“We’re honored to receive this generous grant from the Kirkpatrick Family Fund,” said Johnny Baier, executive director, American Banjo Museum. “The Kirkpatrick Family Fund’s legacy of supporting the arts and education is inspiring and we’re proud to be part of it.”
The Museum plans to refurbish the current front west side area of the building to become a fully developed “hands on” interactive educational exhibit called the Banjo Learning Lounge. Interactive videos will include banjo history as well as short video lessons designed for visitors to ultimately play a song on various banjo types including tenor, five-string, guitar banjo and ukulele banjo. The Banjo Learning Lounge will give museum goers a chance to hold, play and experience the instruments that are on display.
The Kirkpatrick Family Fund was founded by John and Eleanor Kirkpatrick in 1989 and is the largest affiliated fund at the Oklahoma City Community Foundation. The mission of the Fund is to invest in ideas and leadership that contribute to and advance the cultural, intellectual, and social interests of the communities it supports. The organization remains committed to adhering to the priorities and guiding principles of its founders through the leadership of Trustee and President, Christian K. Keesee, the grandson of John and Eleanor Kirkpatrick.
At the American Banjo Museum, the artistry that goes into crafting highly ornate instruments and the skill and talent that goes into playing them is on full display. The American Banjo Museum brings history and art together in a song hundreds of years in the making.
For more information on upcoming events, or to become a member of the American Banjo Museum, visit americanbanjomuseum.com or call at (405) 604-2793.
ABOUT THE MUSEUM
The American Banjo Museum is a $5 million, world-class 21,000 square foot facility honoring the rich history, vibrant spirit and unlimited future of the banjo. The museum’s collection contains more than 400 instruments, recordings, film, video, printed music, instructional materials, ephemera and memorabilia associated with the banjo.
The museum contains the largest collection in the world of banjos on public display. Galleries include replicas of primitive banjos developed by African slaves, actual Minstrel Age instruments from mid-19th century, Classic Era banjos from the late 1800s and early 1900s, post WWII instruments used in bluegrass, folk and world music. Much of the museum’s core collection is ornately decorated banjos made in American during the Jazz Age of the 1920s and 30s.
Originally located in Guthrie, Oklahoma, the museum was founded as a non-profit organization in 1998 by Midwest City attorney, Brady Hunt and Indiana industrialist, Jack Canine under its previous name, The National Four-String Banjo Hall of Fame Museum.
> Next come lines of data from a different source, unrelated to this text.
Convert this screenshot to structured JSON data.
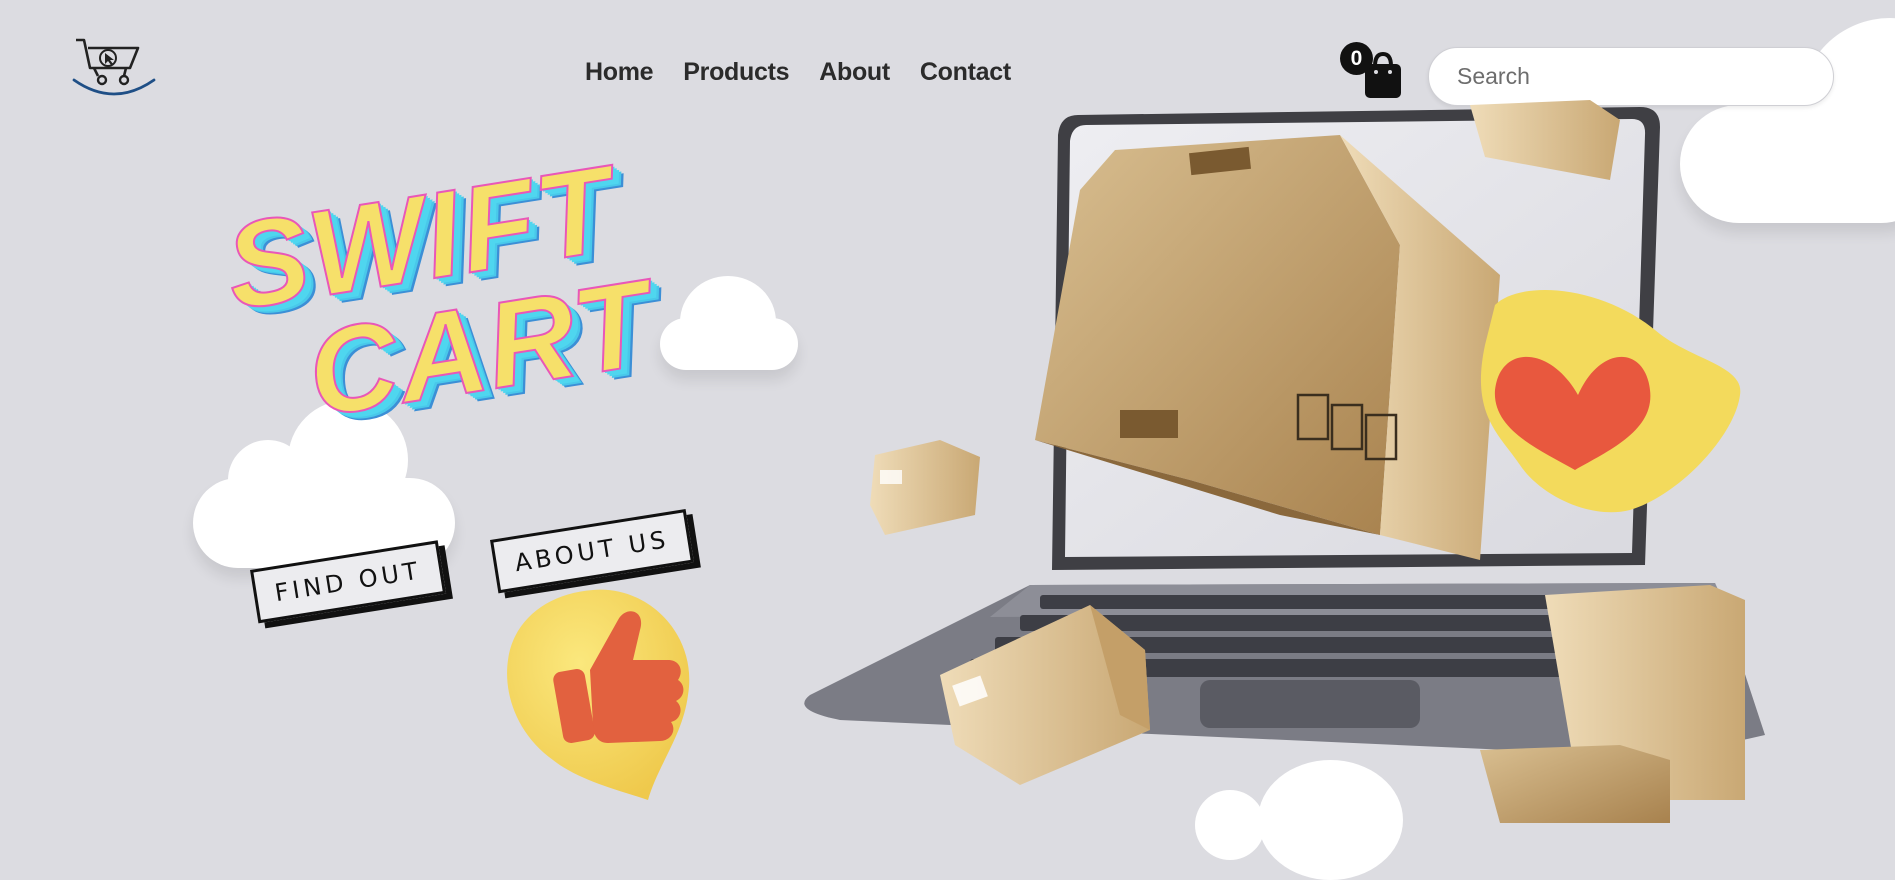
{
  "brand": {
    "logo_icon": "shopping-cart-cursor-logo"
  },
  "nav": {
    "items": [
      {
        "label": "Home"
      },
      {
        "label": "Products"
      },
      {
        "label": "About"
      },
      {
        "label": "Contact"
      }
    ]
  },
  "cart": {
    "count": "0",
    "icon": "shopping-bag-icon"
  },
  "search": {
    "placeholder": "Search",
    "value": ""
  },
  "hero": {
    "title_line1": "SWIFT",
    "title_line2": "CART",
    "buttons": {
      "find_out": "FIND OUT",
      "about_us": "ABOUT US"
    }
  },
  "colors": {
    "background": "#dcdce1",
    "title_fill": "#f6e06a",
    "title_outline": "#e957b8",
    "title_shadow": "#4fd6ef",
    "text": "#2b2b2b"
  }
}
Canine, a banjo player and enthusiast, stated his belief that preserving and promoting the history of the banjo, America’s adopted native musical instrument, is an important mission for future generations.